Data records for software interfaces:
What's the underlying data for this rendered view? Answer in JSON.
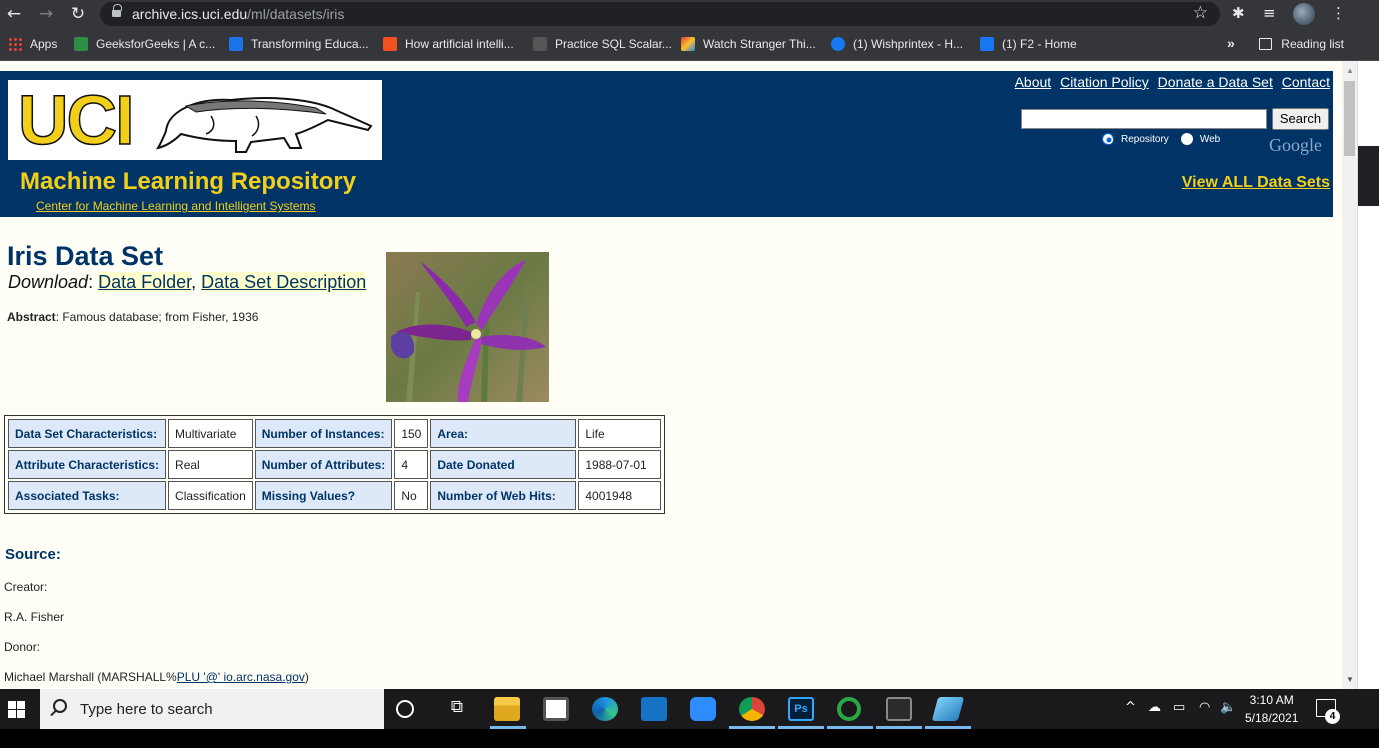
{
  "browser": {
    "url_host": "archive.ics.uci.edu",
    "url_path": "/ml/datasets/iris",
    "bookmarks": [
      {
        "label": "Apps",
        "color": "#ea4335"
      },
      {
        "label": "GeeksforGeeks | A c...",
        "color": "#2f8d46"
      },
      {
        "label": "Transforming Educa...",
        "color": "#1a73e8"
      },
      {
        "label": "How artificial intelli...",
        "color": "#f4511e"
      },
      {
        "label": "Practice SQL Scalar...",
        "color": "#555555"
      },
      {
        "label": "Watch Stranger Thi...",
        "color": "#e53935"
      },
      {
        "label": "(1) Wishprintex - H...",
        "color": "#1877f2"
      },
      {
        "label": "(1) F2 - Home",
        "color": "#1877f2"
      }
    ],
    "reading_list": "Reading list"
  },
  "header": {
    "logo_text": "UCI",
    "title": "Machine Learning Repository",
    "subtitle_link": "Center for Machine Learning and Intelligent Systems",
    "top_links": [
      "About",
      "Citation Policy",
      "Donate a Data Set",
      "Contact"
    ],
    "search_button": "Search",
    "radio_repository": "Repository",
    "radio_web": "Web",
    "google": "Google",
    "view_all": "View ALL Data Sets",
    "colors": {
      "background": "#003366",
      "accent": "#f2cf1b"
    }
  },
  "dataset": {
    "title": "Iris Data Set",
    "download_label": "Download",
    "download_links": [
      "Data Folder",
      "Data Set Description"
    ],
    "abstract_label": "Abstract",
    "abstract_text": ": Famous database; from Fisher, 1936",
    "table": [
      [
        {
          "l": "Data Set Characteristics:",
          "v": "Multivariate"
        },
        {
          "l": "Number of Instances:",
          "v": "150"
        },
        {
          "l": "Area:",
          "v": "Life"
        }
      ],
      [
        {
          "l": "Attribute Characteristics:",
          "v": "Real"
        },
        {
          "l": "Number of Attributes:",
          "v": "4"
        },
        {
          "l": "Date Donated",
          "v": "1988-07-01"
        }
      ],
      [
        {
          "l": "Associated Tasks:",
          "v": "Classification"
        },
        {
          "l": "Missing Values?",
          "v": "No"
        },
        {
          "l": "Number of Web Hits:",
          "v": "4001948"
        }
      ]
    ],
    "source_heading": "Source:",
    "creator_label": "Creator:",
    "creator": "R.A. Fisher",
    "donor_label": "Donor:",
    "donor_prefix": "Michael Marshall (MARSHALL%",
    "donor_link": "PLU '@' io.arc.nasa.gov",
    "donor_suffix": ")"
  },
  "taskbar": {
    "search_placeholder": "Type here to search",
    "time": "3:10 AM",
    "date": "5/18/2021",
    "notifications": "4"
  }
}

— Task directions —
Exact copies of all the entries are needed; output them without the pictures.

— Problem solution —
What's the underlying data for this rendered view? Answer in JSON.
{
  "browser": {
    "url_host": "archive.ics.uci.edu",
    "url_path": "/ml/datasets/iris",
    "bookmarks": [
      {
        "label": "Apps",
        "color": "#ea4335"
      },
      {
        "label": "GeeksforGeeks | A c...",
        "color": "#2f8d46"
      },
      {
        "label": "Transforming Educa...",
        "color": "#1a73e8"
      },
      {
        "label": "How artificial intelli...",
        "color": "#f4511e"
      },
      {
        "label": "Practice SQL Scalar...",
        "color": "#555555"
      },
      {
        "label": "Watch Stranger Thi...",
        "color": "#e53935"
      },
      {
        "label": "(1) Wishprintex - H...",
        "color": "#1877f2"
      },
      {
        "label": "(1) F2 - Home",
        "color": "#1877f2"
      }
    ],
    "reading_list": "Reading list"
  },
  "header": {
    "logo_text": "UCI",
    "title": "Machine Learning Repository",
    "subtitle_link": "Center for Machine Learning and Intelligent Systems",
    "top_links": [
      "About",
      "Citation Policy",
      "Donate a Data Set",
      "Contact"
    ],
    "search_button": "Search",
    "radio_repository": "Repository",
    "radio_web": "Web",
    "google": "Google",
    "view_all": "View ALL Data Sets",
    "colors": {
      "background": "#003366",
      "accent": "#f2cf1b"
    }
  },
  "dataset": {
    "title": "Iris Data Set",
    "download_label": "Download",
    "download_links": [
      "Data Folder",
      "Data Set Description"
    ],
    "abstract_label": "Abstract",
    "abstract_text": ": Famous database; from Fisher, 1936",
    "table": [
      [
        {
          "l": "Data Set Characteristics:",
          "v": "Multivariate"
        },
        {
          "l": "Number of Instances:",
          "v": "150"
        },
        {
          "l": "Area:",
          "v": "Life"
        }
      ],
      [
        {
          "l": "Attribute Characteristics:",
          "v": "Real"
        },
        {
          "l": "Number of Attributes:",
          "v": "4"
        },
        {
          "l": "Date Donated",
          "v": "1988-07-01"
        }
      ],
      [
        {
          "l": "Associated Tasks:",
          "v": "Classification"
        },
        {
          "l": "Missing Values?",
          "v": "No"
        },
        {
          "l": "Number of Web Hits:",
          "v": "4001948"
        }
      ]
    ],
    "source_heading": "Source:",
    "creator_label": "Creator:",
    "creator": "R.A. Fisher",
    "donor_label": "Donor:",
    "donor_prefix": "Michael Marshall (MARSHALL%",
    "donor_link": "PLU '@' io.arc.nasa.gov",
    "donor_suffix": ")"
  },
  "taskbar": {
    "search_placeholder": "Type here to search",
    "time": "3:10 AM",
    "date": "5/18/2021",
    "notifications": "4"
  }
}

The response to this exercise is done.